Author: KS Loves Wine
I’m a certified wine geek, constantly discovering new facets in the joy of wine. And to think, it was under my nose this whole time!
Here are two very common questions when it comes to soils and wine:
- Question: Do great wines only grow on certain soils?
- Answer: Yes but it’s complicated. There are several factors including climate, elevation, type of grape and style of wine that effect which soil is best.
- Question: Do earthy flavors in wine come from the soil?
- Answer: No. Believe it or not, this assumption has never been proven!
Fortunately, we can understand wine a little better by paying attention to how wines behave on 4 primary soil types:
- Sandy Soils
- Clay Based Soils
- Silt Soils
- Loam Soils
1. Sandy Soils
Elegant wines with high aromatics, pale color and low tanninIntroduction to Soil Types and Wine
What are the best soils for growing wine grapes?
One of the most frequently mentioned traits of a great wine is the soil. The conversation usually sounds something like this:
“This estate is certainly well-located, resting on well-drained, gravelly soils with some veins of clay running through them.” –Chateau Charmail, Haut-Médoc, Bordeaux
So, now that you’ve read the statement above, you might be wondering: “What the heck does that mean?“
Sandy soils are well-drained and retain heat. In warm climate regions, sandy soils make wines that are ‘softer’ with less color, lighter acidity and tannin. If you’ve ever had a wine from Swartland, South Africa and seen how pale the wines can be, this is part of the reason why. In cooler climate regions, sandy soils benefit vineyards by retaining heat and draining well to produce highly aromatic wines.
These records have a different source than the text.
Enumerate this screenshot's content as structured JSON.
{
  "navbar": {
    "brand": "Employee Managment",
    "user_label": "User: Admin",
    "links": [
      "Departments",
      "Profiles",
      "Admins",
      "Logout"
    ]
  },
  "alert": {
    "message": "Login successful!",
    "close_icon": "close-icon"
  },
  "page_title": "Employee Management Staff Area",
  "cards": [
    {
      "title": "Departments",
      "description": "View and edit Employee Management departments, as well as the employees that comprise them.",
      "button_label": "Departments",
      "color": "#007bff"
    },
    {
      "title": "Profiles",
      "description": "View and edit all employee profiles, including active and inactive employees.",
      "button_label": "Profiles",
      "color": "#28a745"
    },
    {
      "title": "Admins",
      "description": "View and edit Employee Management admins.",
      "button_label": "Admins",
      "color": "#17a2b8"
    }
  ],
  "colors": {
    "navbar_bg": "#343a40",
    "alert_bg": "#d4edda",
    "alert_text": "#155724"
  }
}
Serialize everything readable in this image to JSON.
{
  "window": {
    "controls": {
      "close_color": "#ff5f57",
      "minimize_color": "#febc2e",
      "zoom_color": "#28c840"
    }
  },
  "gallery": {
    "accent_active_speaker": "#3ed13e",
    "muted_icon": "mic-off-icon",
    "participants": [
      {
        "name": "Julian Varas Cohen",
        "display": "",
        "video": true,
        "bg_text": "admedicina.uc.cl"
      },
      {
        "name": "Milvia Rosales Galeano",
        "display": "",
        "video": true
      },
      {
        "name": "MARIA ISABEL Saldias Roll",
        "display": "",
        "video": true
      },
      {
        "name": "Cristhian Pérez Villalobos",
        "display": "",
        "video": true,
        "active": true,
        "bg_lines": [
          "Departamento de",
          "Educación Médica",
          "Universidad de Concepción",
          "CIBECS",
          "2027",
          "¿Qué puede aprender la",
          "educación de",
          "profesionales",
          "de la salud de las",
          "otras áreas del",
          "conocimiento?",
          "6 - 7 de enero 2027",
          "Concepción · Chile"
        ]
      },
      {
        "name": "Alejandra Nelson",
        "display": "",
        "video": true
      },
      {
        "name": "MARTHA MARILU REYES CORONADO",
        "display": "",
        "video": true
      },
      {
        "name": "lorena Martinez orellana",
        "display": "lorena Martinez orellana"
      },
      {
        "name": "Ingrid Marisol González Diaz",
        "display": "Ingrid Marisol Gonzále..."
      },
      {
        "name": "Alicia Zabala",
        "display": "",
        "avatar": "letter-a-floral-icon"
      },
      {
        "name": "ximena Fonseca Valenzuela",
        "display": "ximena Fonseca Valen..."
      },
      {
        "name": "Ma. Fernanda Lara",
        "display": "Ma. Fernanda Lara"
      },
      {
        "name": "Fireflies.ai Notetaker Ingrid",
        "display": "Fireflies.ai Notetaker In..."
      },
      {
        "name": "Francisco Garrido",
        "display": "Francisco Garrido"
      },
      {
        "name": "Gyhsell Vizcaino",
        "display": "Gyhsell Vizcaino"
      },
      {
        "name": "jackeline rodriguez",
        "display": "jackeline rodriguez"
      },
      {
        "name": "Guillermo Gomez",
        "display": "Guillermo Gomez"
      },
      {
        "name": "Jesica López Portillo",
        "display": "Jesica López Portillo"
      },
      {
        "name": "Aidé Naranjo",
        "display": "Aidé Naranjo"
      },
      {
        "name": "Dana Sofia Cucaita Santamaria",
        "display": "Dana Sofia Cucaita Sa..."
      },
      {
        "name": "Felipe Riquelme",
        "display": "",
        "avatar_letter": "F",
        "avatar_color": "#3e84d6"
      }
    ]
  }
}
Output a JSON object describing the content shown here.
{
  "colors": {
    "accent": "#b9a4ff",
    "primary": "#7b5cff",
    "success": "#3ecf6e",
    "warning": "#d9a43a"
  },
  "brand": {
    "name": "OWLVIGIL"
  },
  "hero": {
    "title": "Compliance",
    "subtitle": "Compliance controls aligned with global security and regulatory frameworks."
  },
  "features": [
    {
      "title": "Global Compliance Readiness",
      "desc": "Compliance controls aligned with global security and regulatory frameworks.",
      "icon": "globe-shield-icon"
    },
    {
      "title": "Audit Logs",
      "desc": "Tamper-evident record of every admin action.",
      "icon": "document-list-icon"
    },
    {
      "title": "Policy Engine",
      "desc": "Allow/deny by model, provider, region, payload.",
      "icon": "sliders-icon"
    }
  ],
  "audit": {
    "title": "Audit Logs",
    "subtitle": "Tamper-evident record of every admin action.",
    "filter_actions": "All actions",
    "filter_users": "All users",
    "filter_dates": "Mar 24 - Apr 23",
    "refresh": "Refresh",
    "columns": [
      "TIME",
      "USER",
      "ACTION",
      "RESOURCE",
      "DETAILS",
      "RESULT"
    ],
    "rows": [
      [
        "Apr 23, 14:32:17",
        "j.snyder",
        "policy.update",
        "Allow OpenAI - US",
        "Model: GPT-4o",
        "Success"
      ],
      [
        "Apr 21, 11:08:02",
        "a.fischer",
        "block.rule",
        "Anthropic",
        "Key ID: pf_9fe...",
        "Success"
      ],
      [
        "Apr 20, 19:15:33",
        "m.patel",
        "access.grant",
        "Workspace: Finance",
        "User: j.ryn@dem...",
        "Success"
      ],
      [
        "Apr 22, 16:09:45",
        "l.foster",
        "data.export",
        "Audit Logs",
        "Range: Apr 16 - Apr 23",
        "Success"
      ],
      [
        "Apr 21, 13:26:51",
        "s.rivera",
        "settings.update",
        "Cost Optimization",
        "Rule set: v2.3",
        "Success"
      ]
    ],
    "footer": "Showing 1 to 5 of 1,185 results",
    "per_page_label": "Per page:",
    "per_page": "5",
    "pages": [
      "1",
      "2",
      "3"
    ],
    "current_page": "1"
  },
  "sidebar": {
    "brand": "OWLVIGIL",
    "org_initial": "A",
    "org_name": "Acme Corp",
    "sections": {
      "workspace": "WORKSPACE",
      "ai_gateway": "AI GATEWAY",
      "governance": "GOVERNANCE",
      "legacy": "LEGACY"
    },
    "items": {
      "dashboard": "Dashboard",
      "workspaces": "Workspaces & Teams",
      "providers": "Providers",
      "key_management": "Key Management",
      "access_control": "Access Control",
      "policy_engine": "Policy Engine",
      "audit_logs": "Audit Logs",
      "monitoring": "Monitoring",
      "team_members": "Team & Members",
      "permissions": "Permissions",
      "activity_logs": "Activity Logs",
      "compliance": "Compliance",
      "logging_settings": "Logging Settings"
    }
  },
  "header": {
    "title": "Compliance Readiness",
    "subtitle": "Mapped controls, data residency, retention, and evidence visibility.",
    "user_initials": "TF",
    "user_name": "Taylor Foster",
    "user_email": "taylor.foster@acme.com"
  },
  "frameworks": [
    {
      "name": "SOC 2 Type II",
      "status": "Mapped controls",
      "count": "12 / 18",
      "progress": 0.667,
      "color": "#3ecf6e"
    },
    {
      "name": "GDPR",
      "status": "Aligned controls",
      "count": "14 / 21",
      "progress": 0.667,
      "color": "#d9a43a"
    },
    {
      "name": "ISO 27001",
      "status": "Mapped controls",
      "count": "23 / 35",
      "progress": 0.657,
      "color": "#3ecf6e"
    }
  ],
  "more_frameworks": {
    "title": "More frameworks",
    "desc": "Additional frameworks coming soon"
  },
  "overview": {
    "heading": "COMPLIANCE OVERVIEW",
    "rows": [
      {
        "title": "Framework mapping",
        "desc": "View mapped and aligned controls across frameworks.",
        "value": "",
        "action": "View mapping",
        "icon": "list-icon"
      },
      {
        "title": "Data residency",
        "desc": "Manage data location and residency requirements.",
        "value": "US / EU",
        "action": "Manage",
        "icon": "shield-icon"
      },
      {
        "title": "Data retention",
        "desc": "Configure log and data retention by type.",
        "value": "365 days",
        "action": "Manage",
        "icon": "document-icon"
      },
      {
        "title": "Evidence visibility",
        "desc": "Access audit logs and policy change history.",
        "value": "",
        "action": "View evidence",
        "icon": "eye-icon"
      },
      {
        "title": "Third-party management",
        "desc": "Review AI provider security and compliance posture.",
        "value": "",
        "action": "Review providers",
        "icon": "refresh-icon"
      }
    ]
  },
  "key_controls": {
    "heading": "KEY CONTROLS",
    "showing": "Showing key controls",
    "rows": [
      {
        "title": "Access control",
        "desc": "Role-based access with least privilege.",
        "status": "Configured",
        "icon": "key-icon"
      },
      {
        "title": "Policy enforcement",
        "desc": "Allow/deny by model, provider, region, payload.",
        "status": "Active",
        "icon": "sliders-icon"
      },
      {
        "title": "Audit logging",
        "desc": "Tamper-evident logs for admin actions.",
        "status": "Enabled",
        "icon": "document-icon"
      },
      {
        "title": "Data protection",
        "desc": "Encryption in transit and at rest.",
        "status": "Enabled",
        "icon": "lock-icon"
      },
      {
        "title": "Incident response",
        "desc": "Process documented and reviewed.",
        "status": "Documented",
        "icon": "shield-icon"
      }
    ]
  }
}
A side benefit of sandy soils is their resistance to pests which could encourage more organic production in the wine region… Continue reading…